80 meters opened up late (11:00z) Saturday morning and virtually no QSOs on 80 Sunday morning, except for a couple of multipliers picked up by Fabio on 80 while I ran what was left of 40. 
Saturday nite, there were NO QSOs made after the dinner hour was over (05:30z) until I
came into the shack at 09:00z.  160 and 10 meters were a complete no-show this year. 

This weekend, on top of all we put up with, we were plagued with NON Asian stations wanting to work us.  Several dozen stateside stations evidently had trouble understanding what "Asia only" means; same thing Sunday morning when I was called by VK4 & VK2 stations (from Australia).

Station #2 - the Run station

Because I had the antennas pointed to the northwest, those southwest stations were barely S-2.  At one point Saturday morning on 40 meters an XE1 station (Very LOUD) kept calling me and wouldn't go away until I gave him a 2
minute QSO.

QRM-wise, 40 meters was FULL of surprises.  While running a frequency around 09:00z I discovered that 7.145.45 was the national tuneup frequency and a
place for several hams to test their microphones
("Helllllllo!  Helllllllo!"). 

I was also plagued with someone whistling and playing music, and at 4am I was treated to the long version of "Taps" (trumpet) to wake me up, along with bursts of
RTTY signals every 6 minutes (on 7.134).

Sunday morning (13:16z) shortly after I setup operations on 3.777.77 I was surprised by CW signals saying: "M8JF RIS9", repeating every 15 seconds or so.  Googling these callsigns I discovered that M8JF is the Chinese army and RIS9 is used by the Russian navy. 

What the HELL are they doing playing military exercises in our 75 meter phone band?  Don't they have their OWN frequencies?

Overall this was a very frustrating contest event.  Things were soothed somewhat by the appearance of several "rare" stations, such as XX9 (Macao) VR2 (Hong Kong) and JT1 (Mongolia). 

There were a lot of spots for rare middle eastern countries.  Unfortunately, their signals never made
it to our antennas - Bummer Dewd!

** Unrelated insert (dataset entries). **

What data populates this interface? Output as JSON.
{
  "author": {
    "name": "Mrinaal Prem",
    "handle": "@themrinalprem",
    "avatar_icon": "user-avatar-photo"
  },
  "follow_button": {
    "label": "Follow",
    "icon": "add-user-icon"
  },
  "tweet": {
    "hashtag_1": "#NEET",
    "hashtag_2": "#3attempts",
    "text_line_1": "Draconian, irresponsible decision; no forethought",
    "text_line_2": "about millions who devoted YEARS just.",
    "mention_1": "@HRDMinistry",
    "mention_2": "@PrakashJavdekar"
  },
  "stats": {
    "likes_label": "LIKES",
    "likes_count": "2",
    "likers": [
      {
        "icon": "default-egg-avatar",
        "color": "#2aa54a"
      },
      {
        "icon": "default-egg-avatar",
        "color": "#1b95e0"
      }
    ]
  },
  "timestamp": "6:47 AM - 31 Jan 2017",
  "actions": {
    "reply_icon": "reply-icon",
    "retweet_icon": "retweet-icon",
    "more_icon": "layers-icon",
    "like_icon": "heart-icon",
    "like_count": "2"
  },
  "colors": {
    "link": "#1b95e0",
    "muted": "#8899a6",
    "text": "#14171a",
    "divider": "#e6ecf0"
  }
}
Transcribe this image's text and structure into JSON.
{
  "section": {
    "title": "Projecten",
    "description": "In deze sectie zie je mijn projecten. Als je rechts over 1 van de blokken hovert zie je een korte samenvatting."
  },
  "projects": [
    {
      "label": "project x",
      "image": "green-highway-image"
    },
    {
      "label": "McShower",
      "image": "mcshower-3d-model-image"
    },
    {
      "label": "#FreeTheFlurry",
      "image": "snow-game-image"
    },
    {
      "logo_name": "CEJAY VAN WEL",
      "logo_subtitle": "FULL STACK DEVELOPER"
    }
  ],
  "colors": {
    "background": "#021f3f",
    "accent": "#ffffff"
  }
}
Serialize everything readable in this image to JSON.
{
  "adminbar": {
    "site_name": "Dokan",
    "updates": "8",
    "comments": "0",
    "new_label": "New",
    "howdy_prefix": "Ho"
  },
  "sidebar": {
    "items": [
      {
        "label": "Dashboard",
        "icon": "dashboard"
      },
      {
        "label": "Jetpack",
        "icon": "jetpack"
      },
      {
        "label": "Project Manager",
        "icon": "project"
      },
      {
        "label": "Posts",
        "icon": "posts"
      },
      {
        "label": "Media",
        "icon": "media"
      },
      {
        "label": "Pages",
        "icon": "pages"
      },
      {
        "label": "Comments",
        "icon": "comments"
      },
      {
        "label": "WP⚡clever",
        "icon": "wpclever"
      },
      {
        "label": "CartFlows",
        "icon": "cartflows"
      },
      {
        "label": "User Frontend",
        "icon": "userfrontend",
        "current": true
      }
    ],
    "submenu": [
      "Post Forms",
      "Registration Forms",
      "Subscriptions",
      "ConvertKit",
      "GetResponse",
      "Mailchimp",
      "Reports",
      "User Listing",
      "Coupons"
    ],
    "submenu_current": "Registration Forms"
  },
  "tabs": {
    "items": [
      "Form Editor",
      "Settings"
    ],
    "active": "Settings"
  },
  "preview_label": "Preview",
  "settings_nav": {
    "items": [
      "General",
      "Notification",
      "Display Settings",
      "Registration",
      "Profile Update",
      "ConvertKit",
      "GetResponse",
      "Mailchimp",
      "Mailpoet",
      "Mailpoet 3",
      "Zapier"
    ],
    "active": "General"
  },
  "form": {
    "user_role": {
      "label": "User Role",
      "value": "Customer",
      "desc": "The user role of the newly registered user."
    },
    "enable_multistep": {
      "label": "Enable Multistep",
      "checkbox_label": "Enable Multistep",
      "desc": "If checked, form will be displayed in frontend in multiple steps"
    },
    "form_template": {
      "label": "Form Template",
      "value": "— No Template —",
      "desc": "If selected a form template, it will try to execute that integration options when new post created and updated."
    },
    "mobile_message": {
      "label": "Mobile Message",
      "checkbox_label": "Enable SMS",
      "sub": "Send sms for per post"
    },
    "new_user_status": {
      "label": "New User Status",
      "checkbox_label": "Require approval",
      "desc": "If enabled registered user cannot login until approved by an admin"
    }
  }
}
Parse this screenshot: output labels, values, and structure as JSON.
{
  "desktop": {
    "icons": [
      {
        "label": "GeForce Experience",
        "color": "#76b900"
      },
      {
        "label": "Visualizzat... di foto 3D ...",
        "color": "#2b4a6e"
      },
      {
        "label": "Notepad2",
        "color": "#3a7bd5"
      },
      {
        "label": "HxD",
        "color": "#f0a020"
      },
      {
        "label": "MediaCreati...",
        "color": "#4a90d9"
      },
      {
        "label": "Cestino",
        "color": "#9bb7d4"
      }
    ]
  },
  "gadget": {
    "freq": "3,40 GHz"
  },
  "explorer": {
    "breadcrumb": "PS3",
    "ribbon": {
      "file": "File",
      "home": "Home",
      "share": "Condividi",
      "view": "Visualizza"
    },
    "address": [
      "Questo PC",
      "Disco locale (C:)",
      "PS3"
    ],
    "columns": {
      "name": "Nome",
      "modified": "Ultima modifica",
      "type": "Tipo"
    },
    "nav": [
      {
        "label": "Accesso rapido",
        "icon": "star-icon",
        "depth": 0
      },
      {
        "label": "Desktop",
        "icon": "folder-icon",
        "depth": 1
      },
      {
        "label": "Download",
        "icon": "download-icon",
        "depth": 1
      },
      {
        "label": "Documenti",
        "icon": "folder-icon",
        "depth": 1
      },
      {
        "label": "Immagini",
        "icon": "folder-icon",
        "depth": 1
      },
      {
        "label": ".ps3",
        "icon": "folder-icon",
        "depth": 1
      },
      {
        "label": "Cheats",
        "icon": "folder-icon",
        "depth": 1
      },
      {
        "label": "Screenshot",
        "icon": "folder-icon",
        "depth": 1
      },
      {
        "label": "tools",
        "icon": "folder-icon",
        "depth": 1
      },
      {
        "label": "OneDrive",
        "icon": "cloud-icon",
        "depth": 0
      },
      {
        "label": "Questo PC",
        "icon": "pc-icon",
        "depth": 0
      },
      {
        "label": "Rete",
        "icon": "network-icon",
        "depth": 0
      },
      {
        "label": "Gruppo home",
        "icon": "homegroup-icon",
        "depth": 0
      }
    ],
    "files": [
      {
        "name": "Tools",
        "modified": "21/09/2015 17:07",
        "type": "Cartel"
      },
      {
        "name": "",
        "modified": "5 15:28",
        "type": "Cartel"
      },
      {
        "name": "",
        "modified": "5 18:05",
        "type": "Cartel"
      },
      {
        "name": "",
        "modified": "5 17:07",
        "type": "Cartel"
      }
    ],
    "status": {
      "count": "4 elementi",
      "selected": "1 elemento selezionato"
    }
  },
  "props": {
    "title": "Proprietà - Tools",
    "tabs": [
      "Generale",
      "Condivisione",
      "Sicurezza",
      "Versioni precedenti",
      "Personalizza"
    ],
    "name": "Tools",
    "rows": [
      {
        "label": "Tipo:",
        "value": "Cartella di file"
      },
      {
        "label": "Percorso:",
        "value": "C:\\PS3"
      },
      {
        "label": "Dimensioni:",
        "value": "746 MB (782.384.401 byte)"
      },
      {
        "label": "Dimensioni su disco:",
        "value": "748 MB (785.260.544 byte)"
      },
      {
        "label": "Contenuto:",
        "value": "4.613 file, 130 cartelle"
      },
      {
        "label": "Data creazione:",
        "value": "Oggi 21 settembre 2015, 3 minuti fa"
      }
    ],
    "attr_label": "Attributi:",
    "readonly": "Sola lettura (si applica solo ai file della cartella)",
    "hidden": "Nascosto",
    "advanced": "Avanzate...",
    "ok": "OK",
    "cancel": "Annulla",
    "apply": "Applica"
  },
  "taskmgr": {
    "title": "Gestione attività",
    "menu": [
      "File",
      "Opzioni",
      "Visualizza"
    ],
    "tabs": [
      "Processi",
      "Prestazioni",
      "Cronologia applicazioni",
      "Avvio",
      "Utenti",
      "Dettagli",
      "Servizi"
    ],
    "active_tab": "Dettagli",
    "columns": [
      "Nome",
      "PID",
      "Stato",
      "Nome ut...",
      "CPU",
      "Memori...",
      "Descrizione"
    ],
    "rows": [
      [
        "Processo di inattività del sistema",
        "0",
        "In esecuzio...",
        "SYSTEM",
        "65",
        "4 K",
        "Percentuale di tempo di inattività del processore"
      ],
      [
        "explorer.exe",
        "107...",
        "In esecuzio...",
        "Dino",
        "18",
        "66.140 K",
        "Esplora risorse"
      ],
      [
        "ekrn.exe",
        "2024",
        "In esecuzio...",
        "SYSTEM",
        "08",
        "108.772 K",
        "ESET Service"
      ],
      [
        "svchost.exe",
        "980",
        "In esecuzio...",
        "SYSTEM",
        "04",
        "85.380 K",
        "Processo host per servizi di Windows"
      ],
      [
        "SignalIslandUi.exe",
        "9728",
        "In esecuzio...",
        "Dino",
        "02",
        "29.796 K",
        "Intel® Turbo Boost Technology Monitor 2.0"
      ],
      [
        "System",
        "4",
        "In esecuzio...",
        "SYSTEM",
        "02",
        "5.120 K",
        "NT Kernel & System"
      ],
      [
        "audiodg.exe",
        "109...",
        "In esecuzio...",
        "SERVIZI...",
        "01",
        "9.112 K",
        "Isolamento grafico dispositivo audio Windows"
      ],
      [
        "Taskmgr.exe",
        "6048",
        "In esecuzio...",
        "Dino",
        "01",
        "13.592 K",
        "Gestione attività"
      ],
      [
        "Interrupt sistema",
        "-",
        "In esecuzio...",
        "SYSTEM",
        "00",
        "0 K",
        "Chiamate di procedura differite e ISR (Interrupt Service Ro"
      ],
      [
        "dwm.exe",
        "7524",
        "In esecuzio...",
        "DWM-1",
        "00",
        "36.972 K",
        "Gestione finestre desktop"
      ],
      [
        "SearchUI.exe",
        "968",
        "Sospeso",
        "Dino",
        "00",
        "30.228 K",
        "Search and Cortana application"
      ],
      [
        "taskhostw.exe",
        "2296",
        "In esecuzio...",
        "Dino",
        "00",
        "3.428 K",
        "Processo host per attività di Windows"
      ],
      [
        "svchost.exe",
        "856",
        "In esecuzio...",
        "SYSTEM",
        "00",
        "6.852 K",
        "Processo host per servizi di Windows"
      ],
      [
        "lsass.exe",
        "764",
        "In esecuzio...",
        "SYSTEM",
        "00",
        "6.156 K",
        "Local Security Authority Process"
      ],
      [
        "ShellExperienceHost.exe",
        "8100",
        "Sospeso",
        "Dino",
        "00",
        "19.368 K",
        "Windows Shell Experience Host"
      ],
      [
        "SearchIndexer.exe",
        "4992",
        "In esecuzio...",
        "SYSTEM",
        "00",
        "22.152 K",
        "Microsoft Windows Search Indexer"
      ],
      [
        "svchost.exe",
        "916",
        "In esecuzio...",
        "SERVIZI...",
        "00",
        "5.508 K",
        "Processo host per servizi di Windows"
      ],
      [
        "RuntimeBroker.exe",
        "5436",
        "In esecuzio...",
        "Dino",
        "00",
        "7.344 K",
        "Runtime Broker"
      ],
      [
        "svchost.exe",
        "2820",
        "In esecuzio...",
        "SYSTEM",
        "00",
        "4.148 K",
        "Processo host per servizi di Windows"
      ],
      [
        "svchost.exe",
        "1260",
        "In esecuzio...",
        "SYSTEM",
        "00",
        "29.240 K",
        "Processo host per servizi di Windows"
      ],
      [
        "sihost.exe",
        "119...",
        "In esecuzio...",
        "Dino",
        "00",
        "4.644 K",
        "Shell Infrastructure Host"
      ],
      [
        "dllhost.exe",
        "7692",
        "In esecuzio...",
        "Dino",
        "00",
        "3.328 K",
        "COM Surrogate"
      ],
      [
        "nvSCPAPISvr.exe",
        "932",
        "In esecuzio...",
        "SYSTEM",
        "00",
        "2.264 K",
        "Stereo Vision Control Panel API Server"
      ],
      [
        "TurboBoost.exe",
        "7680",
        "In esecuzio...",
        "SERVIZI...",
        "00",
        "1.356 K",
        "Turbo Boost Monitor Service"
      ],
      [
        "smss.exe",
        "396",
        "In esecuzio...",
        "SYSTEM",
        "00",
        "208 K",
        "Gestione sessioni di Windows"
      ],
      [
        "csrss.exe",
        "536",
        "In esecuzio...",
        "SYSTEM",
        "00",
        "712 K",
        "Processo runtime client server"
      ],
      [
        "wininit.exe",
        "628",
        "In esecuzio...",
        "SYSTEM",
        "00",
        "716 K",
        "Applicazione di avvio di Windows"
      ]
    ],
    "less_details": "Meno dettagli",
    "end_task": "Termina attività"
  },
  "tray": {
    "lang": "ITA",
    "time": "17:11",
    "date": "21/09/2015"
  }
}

We ended the contest with 660 QSOs and 164k points for what looks like 3rd place world and 1st place for North America, according to the 3830 Scores website.

Checking in with other California stations, N6KI found they were going through much the same frustration we were.  How did things turn out for you?

To fill in the dead air time, I noticed that the Colorado QSO party (COQP) and the Tennessee QSO party (TNQP) events were also happening this weekend.  Unfortunately, typical of state QSO parties (other than the BiG ones like CQP, 7QP and NEQP) these two QSO party events were severely lacking in participation in their own contest event.

Colorado QSO Party (COQP)
Tennessee QSO Party (TNQP)

That didn't stop me from submitting a log for both QSO parties, despite only a handful of QSOs in each log.  Surprisingly, the Tennessee guys were unsure of how I should log their counties - in
CQP we never have that confusion.  Oh well.  Who knows, I might earn a certificate anyway, as
I did for previous TNQP contests.
NX6T after the contest

Did you play in the All Asian SSB contest?

How many Asian prefixes ended up in YOUR Log?

June 2017 UPDATE:
NX6T took 1st place for North America in this contest.
Excellent job guys!